GREENUP COUNTY, Ky. (WSAZ) -- UPDATE 1/7/19 @ 9 p.m.
The Greenup County School District released a statement Monday about an elementary school teacher caught on video dragging an autistic student down the hallway.
In the video, a teacher at Wurtland Elementary School is seen dragging a 9-year-old boy by what appears to be his wrists. At one point, it appears the teacher tries to get the child to walk on his own, but he remains limp and she goes right back to dragging him around the corners of the school.
"My son deserves justice," the boy's mother, Angel Nelson, wrote on Facebook. "The fact that my son is not able to fully verbalize what he went through means that we must fight that much harder for all kids, but especially the kids who cannot speak for themselves."
A source at the Greenup County Courthouse tells WSAZ the teacher is scheduled to be arraigned Wednesday morning on a charge of fourth-degree assault, which is a misdemeanor.
Nelson says her son was previously diagnosed with autism, ADHD, PTSD, anxiety, and depression. "In addition, his speech is also limited," Nelson wrote. "He has an IEP (Individualized Education Program) in place to help make sure that all his needs are met while at school."

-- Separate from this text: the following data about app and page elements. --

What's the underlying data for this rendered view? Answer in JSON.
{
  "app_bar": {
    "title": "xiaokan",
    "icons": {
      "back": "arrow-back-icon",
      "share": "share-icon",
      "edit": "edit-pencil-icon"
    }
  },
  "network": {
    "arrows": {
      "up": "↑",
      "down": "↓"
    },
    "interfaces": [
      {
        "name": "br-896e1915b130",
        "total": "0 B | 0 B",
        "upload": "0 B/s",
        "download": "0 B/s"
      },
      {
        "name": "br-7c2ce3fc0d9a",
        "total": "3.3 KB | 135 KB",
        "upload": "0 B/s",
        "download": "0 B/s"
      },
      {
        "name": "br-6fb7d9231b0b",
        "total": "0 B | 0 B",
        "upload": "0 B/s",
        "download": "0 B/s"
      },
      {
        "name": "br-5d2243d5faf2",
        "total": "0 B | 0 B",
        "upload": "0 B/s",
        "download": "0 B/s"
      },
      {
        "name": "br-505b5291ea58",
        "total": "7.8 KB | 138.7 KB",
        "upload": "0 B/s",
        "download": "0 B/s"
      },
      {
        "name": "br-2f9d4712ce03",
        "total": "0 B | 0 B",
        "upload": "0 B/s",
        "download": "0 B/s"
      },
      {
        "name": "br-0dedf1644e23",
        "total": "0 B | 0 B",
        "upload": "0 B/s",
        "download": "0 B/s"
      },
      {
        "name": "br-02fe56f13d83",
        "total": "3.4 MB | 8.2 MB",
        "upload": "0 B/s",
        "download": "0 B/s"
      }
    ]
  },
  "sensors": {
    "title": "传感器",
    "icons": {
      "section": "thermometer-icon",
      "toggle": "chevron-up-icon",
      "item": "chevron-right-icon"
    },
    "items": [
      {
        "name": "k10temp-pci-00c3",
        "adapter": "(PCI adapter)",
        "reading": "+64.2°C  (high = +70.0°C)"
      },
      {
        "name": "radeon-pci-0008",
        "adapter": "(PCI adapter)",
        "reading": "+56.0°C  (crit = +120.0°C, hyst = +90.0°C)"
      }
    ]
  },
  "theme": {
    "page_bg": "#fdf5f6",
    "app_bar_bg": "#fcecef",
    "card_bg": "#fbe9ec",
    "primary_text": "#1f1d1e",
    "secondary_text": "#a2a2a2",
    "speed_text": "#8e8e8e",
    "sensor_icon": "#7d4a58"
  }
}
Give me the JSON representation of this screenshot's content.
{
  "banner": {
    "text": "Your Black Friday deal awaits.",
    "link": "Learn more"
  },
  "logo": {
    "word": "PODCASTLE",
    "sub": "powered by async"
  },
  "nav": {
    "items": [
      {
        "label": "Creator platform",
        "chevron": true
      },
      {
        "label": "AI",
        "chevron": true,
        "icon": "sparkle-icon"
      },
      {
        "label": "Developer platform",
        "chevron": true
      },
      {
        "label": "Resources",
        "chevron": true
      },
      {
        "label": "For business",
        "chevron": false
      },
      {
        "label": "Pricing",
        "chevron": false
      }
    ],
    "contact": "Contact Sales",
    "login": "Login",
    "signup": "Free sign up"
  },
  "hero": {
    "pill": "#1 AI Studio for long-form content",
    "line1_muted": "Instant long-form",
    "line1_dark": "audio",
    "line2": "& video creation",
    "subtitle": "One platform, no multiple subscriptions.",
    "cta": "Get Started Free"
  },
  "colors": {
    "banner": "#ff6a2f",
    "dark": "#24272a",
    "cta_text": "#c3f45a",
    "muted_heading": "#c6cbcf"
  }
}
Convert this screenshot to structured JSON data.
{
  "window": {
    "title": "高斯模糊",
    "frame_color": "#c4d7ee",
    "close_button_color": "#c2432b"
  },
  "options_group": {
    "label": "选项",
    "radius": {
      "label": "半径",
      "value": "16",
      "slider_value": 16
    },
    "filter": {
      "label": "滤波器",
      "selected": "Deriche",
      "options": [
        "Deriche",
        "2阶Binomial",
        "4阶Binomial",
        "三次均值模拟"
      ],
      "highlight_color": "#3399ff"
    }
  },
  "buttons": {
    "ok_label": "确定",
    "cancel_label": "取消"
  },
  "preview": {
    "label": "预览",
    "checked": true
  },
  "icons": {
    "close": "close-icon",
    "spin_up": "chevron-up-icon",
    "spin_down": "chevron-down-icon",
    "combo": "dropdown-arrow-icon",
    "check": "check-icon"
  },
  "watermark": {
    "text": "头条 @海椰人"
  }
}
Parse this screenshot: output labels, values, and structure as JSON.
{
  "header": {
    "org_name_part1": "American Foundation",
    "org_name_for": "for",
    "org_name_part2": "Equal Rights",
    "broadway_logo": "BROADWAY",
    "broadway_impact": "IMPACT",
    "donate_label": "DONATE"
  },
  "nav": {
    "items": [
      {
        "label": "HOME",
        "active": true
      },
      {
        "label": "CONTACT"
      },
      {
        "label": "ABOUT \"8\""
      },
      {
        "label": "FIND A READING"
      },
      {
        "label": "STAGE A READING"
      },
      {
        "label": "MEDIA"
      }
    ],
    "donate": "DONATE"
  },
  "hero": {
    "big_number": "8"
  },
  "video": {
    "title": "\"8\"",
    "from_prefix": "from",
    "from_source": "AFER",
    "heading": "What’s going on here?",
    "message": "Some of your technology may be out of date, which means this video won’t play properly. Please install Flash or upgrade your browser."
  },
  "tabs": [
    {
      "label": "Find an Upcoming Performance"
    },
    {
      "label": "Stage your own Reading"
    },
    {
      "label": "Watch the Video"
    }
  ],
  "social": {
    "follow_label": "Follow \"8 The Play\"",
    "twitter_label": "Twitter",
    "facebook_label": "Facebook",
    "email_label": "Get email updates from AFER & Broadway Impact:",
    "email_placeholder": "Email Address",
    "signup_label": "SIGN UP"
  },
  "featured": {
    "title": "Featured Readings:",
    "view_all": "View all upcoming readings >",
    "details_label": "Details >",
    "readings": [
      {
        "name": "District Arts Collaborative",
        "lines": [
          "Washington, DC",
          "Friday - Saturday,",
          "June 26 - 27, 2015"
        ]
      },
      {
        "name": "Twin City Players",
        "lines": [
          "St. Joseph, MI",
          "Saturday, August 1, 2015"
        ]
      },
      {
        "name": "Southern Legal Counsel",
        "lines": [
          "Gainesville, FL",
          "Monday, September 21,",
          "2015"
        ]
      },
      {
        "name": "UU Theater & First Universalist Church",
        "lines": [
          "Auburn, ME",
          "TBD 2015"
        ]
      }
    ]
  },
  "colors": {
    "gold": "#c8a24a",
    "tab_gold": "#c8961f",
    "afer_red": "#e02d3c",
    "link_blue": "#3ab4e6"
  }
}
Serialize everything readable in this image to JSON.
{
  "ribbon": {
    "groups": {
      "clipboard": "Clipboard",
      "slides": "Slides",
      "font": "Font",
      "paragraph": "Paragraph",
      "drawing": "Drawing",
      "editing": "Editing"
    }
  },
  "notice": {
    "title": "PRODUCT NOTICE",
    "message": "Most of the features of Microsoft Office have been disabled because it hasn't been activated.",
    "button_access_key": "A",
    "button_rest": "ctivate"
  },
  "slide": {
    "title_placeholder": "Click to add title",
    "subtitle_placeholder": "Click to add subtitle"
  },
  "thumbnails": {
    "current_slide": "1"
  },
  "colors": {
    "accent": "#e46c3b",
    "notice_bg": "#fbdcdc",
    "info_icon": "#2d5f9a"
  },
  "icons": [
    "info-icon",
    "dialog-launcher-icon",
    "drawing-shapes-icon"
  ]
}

The incident happened in October.
"It was so hard for me to watch," Nelson told WSAZ Monday evening. "He didn't do anything wrong."
While he is being dragged, the video shows the boy sometimes lying on his back and sometimes sliding on his knees. The teacher pulls him by one arm at times, and both of his arms at other times.
"This incident was violent enough to not only injure my child, but to also destroy his shoes," Nelson wrote on Facebook. "[The teacher] forcefully grabbed my son by the wrist and bent it backward while he was experiencing a meltdown (which he sometimes experiences as part of his diagnoses.)"
The mom says a doctor diagnosed her son with sprains to both his left and right wrists. "In the days following, he suffered swelling and bruising around his wrist," she said.
Nelson's son told her that the teacher also "threw him hard down onto a chair," but the cameras do not show that. They only show what happened outside of the classroom.
The family says the woman in the video was in charge of the special needs program at the school.
The boy's stepfather Calep Nelson says he and his wife told her about the boy's condition when they enrolled him, and she told them she had years of experience and not to worry.
"This is the same lady that looked us in the eye and said 'Your son is safe with me,'" Calep said.
The stepfather says losing her job isn't enough.
"I think she should possibly face the inside of a jail," he said. "She didn't beat him to a bloody pulp, but she did abuse a child. Anybody that does that to a child should go to jail."
Greenup County Schools Superintendent Sherry Horsley tells WSAZ the woman is no longer teaching at the school.
Horsley released the following statement:
"The Greenup County School District prioritizes the safety of our students. The district followed established safety protocol as soon as this situation became known. The parent was contacted immediately and the student was assessed by the school nurse and referred for outside medical evaluation. Child Protective Services was contacted and the Kentucky State Police opened an investigation. The teacher was removed from the school and a formal investigation was conducted. The superintendent also followed protocol and reported the incident to the Kentucky Education Standards Board. The EPSB determines whether or not a teacher keeps their teaching certificate. All GCSD staff are trained to prevent incidents of restraint. Each school has a specially trained team to address immediate issues. In addition, each school has teachers specially trained to address autism related behaviors."
The school district has not released the teacher's name or title.
"It is my belief that all schools should be required to have cameras in place in order to protect students and teachers," Nelson wrote. "Also, all schools should have more training for teachers to handle children with disabilities and to learn proper protocol to retrain and redirect of needed."
Nelson would also like to see more laws in place to help children like her son.
"We as parents trust teachers and school staff on a daily basis to help teach and help our children succeed," Nelson said. "We should never have to worry about anything like this ever happening."